Key points to note:

(i) This representation is only valid because the hot reservoir is below laboratory temperature, with the cold reservoir being at an even lower temperature.

(ii) A superficial interpretation suggests that this is a system the violates the laws of thermodynamics by reducing entropy. This interpretation is not valid because the external black box is only one part of a larger system that must include the final destination as very low grade heat that the work output is destined to reach.

5    An enthalpy-pressure chart for LP Turbines

A thermodynamic chart that faithfully describes a working LP Turbine would be rather cumbersome and impossible to verify by experiment because in the vicinity of the heat engine, several thermodynamic processes overlap.

To simplify the analysis we will notionally lag the converging-diverging section so that heat from the environment is forced to enter the system in the following parallel sided section of the duct.

Figure 6. All parts drawn in blue are lagged so that heat only enters the loop after the engine has done external work.

Lagging the parts offers no practical benefits but is convenient for separating out the heat flow processes in a manner that can be experimentally verified.

Figure 7. Enthalpy – Pressure chart with heat flow processes separated out.

For ease of explanation, we have assumed that the temperature at B will be ambient. It is possible that this temperature will need to be slightly below ambient for the temperature gradient across the bare metal walls to draw in replacement heat. This simplification does not affect the shape of the chart.

A            At A the fan does work on the air so the air warms to above ambient temperature.

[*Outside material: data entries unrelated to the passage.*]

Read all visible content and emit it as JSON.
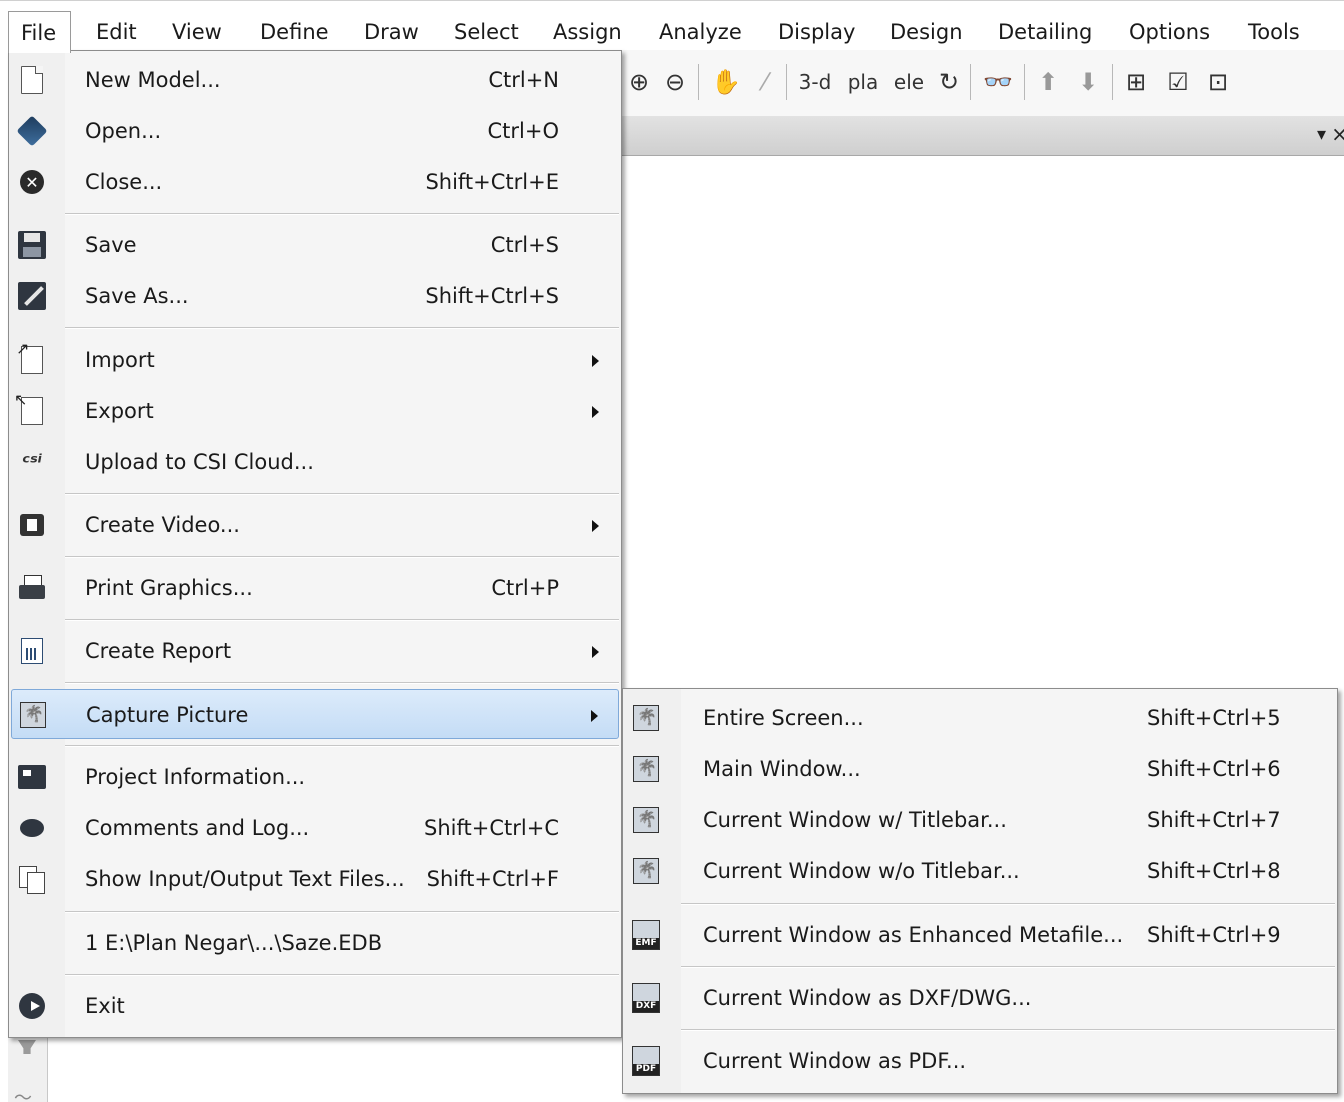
{
  "menubar": {
    "items": [
      "File",
      "Edit",
      "View",
      "Define",
      "Draw",
      "Select",
      "Assign",
      "Analyze",
      "Display",
      "Design",
      "Detailing",
      "Options",
      "Tools"
    ]
  },
  "toolbar": {
    "three_d": "3-d",
    "plan": "pla",
    "elev": "ele",
    "dropdown_glyph": "▾",
    "close_glyph": "×"
  },
  "file_menu": {
    "items": [
      {
        "label": "New Model...",
        "shortcut": "Ctrl+N",
        "icon": "new-document-icon"
      },
      {
        "label": "Open...",
        "shortcut": "Ctrl+O",
        "icon": "open-icon"
      },
      {
        "label": "Close...",
        "shortcut": "Shift+Ctrl+E",
        "icon": "close-icon"
      },
      {
        "label": "Save",
        "shortcut": "Ctrl+S",
        "icon": "save-icon"
      },
      {
        "label": "Save As...",
        "shortcut": "Shift+Ctrl+S",
        "icon": "save-as-icon"
      },
      {
        "label": "Import",
        "shortcut": "",
        "icon": "import-icon",
        "submenu": true
      },
      {
        "label": "Export",
        "shortcut": "",
        "icon": "export-icon",
        "submenu": true
      },
      {
        "label": "Upload to CSI Cloud...",
        "shortcut": "",
        "icon": "csi-cloud-icon"
      },
      {
        "label": "Create Video...",
        "shortcut": "",
        "icon": "video-icon",
        "submenu": true
      },
      {
        "label": "Print Graphics...",
        "shortcut": "Ctrl+P",
        "icon": "printer-icon"
      },
      {
        "label": "Create Report",
        "shortcut": "",
        "icon": "report-icon",
        "submenu": true
      },
      {
        "label": "Capture Picture",
        "shortcut": "",
        "icon": "picture-icon",
        "submenu": true,
        "highlighted": true
      },
      {
        "label": "Project Information...",
        "shortcut": "",
        "icon": "project-info-icon"
      },
      {
        "label": "Comments and Log...",
        "shortcut": "Shift+Ctrl+C",
        "icon": "comment-icon"
      },
      {
        "label": "Show Input/Output Text Files...",
        "shortcut": "Shift+Ctrl+F",
        "icon": "text-files-icon"
      },
      {
        "label": "1 E:\\Plan Negar\\...\\Saze.EDB",
        "shortcut": "",
        "icon": ""
      },
      {
        "label": "Exit",
        "shortcut": "",
        "icon": "exit-icon"
      }
    ]
  },
  "capture_menu": {
    "items": [
      {
        "label": "Entire Screen...",
        "shortcut": "Shift+Ctrl+5",
        "icon": "entire-screen-icon"
      },
      {
        "label": "Main Window...",
        "shortcut": "Shift+Ctrl+6",
        "icon": "main-window-icon"
      },
      {
        "label": "Current Window w/ Titlebar...",
        "shortcut": "Shift+Ctrl+7",
        "icon": "window-titlebar-icon"
      },
      {
        "label": "Current Window w/o Titlebar...",
        "shortcut": "Shift+Ctrl+8",
        "icon": "window-no-titlebar-icon"
      },
      {
        "label": "Current Window as Enhanced Metafile...",
        "shortcut": "Shift+Ctrl+9",
        "icon": "emf-icon",
        "badge": "EMF"
      },
      {
        "label": "Current Window as DXF/DWG...",
        "shortcut": "",
        "icon": "dxf-icon",
        "badge": "DXF"
      },
      {
        "label": "Current Window as PDF...",
        "shortcut": "",
        "icon": "pdf-icon",
        "badge": "PDF"
      }
    ]
  },
  "colors": {
    "highlight_top": "#dcebfb",
    "highlight_bottom": "#c4dcf5",
    "highlight_border": "#7fa9d9",
    "menu_bg": "#f5f5f5"
  }
}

Prior to A, the air inside the conduit is assumed to be at ambient temperature.

B            The air starts to cool as soon as it enters the throttling throat. B is the point at which the temperature has fallen back to ambient.

C            This is the point immediately after the air has transited the turbine. The air has cooled thanks to throttling and also because the turbine has done work, powering the generator. There has also been some heating due to friction as the conduit tapers and as the air passes through the narrow gaps between the turbine blades.

C’           Is the lowest point on the enthalpy-pressure chart that would have been reached if there had been no heating and corresponding pressure increase due to friction. ( Enthalpy-Pressure chart only.)

D            At the end of the lagged throttling constriction the air temperature is below ambient because the air has done net work driving the turbine.

E            Heat flows in through the conduit walls so that (in this ideal analysis) the air temperature has been restored to ambient. DH is the net heat extracted from the environment during the cycle.

Finding out more

References
These are our original research reports for Innovate UK (Technology Strategy Board) who part funded the Latent Power Turbine research